Kirsten Sloan is a Nurse and lay Marist from New Zealand. Arriving just over two years ago to lead the HIV AIDS Health Project in Ranong, she has become familiar with visiting poor Burmese Migrants in their homes as they suffer alone with the burden of being HIV positive.
Kirsten shares a memory and a glimpse of a day at work in the streets, homes, and hearts of Burmese Migrants and their families.
To journey with someone as their life on earth comes to an end is a priviledge. I had the honour of knowing ‘Maria'(not her real name), a beautiful young woman of 26 years, during the last year of her life.
Her struggles were enormous on all levels being inflicted with severe hearing loss from physical abuse. Tuberculosis (TB) that did not respond to medication. A body trying to fight AIDS.
She moved home four times in the year due to family and society rejection in a hope that the next place she would find refuge. Her entire household and personal belongings could fit in a few plastic bags.

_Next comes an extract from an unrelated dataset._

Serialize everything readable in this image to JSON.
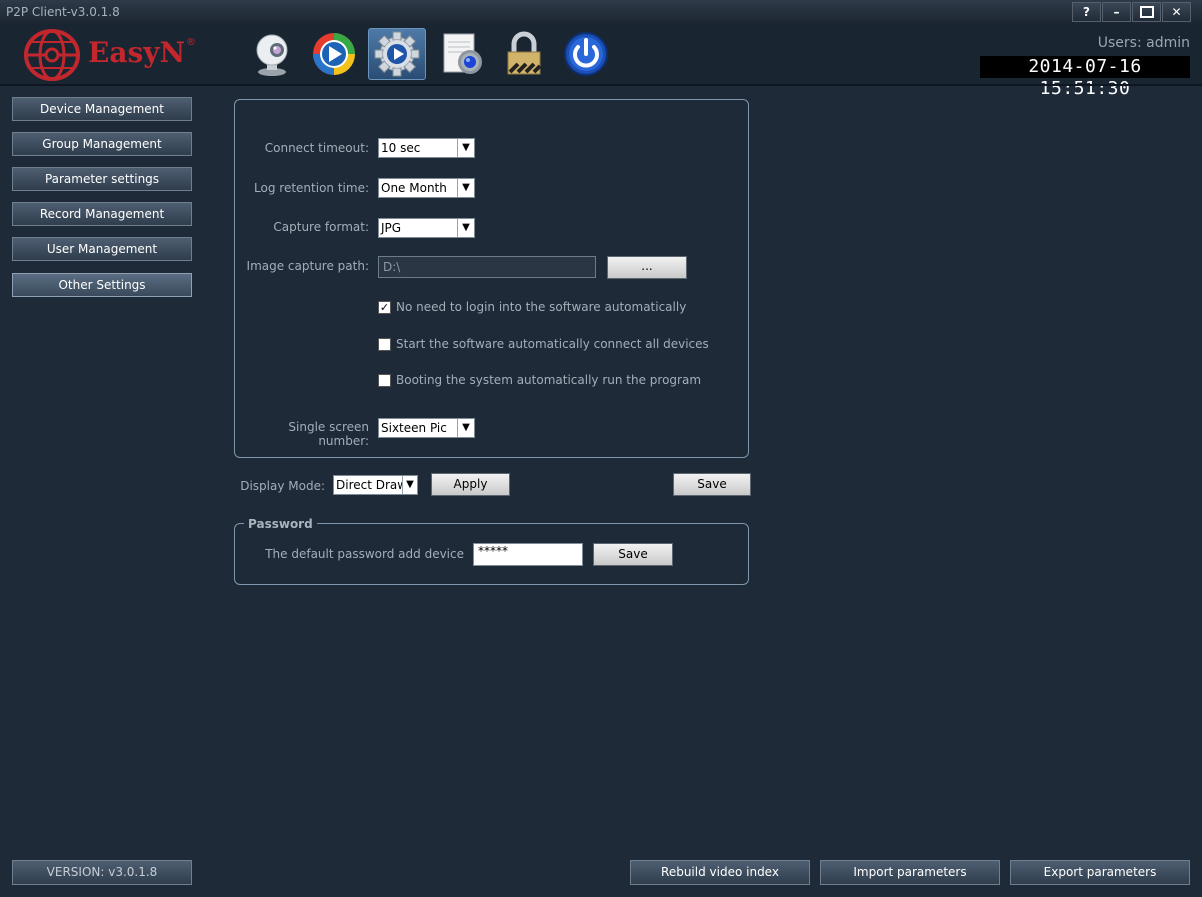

A shell wind chime will be forever in my mind, made by Maria’s hands. This was her only treasure. Her most precious gift. She wanted to give it to me. I was torn between accepting her gift and taking the only thing she owned.
I asked if I could hang my gift in her home and told her that it would bring me much joy to see such a beautiful thing when I visited her. I saw Maria in the highs of lows of the year and together we enjoyed the wind chime.
As Maria became more unwell we began to visit daily. I knew that she often lay alone in the house day after day. Her mother had returned but only as a physical presence. She would not touch her daughter. And she often arrived only after dark.
It was difficult to see a young woman’s body waste away until she was only bone. And I know I could do nothing to prevent it. I had to see past this as I gently washed her body.
As I held her and cleaned her, I reflected on the words of Jesus “what you do to the very least you do to me”, this body I held may have been Maria but it was also Christ. How privileged I am to care in such a way, Christ’s love not only strengthens me and it is His love I give to others by bringing the mercy of Christ through compassion.
A few days before Maria died I was called to ask if I would come. Maria was distressed and frightened to die. Along with Fr Gil and Toby (members of the health team) we visited. Maria was surrounded by her family. This was the first time we had seen most of them.
I surprised myself at how calmly I spoke with the family explaining the situation and answering their questions. But I also knew it was neither my place nor would serve any purpose to be angry or pass blame for the abandonment of their sister. I hoped in her last few days that they would care for her.
As I spoke to Maria about dying, hoping I could alleviate her fear it seemed that at this moment not only could she hear but also understand. Maria lay on the floor as I knelt beside of her, I was talking as I would to anyone forgetting that I had to talk loudly near the ear which still had some hearing.
I remember pausing for Toby to translate but this time he didn’t say anything. ‘She understands you’ he said. Frowning I said ‘but she only knows Burmese’ and as I was speaking English how could this be. Neither of us had the answer but Maria nodded and smiled and so I continued.
Before we left I washed Maria’s body. This was to be my last time but a first time for her sister who helped me. As I held her I hoped that reconciliation within the family would take place. I still see Maria’s smile, her face that had softened as a peace had come over her as I turned once more before walking out the door.
The Marist Mission Health Project serves over 70 HIV AIDS Patients in Ranong and supports many families as they seek to get the life saving ARV medication, return to health and work to support their families.
Each year the team makes over 1000 home visits, and provides over 2000 translation appointments with the hospital to support those with HIV. The Health project supports a number of children living with HIV AIDS.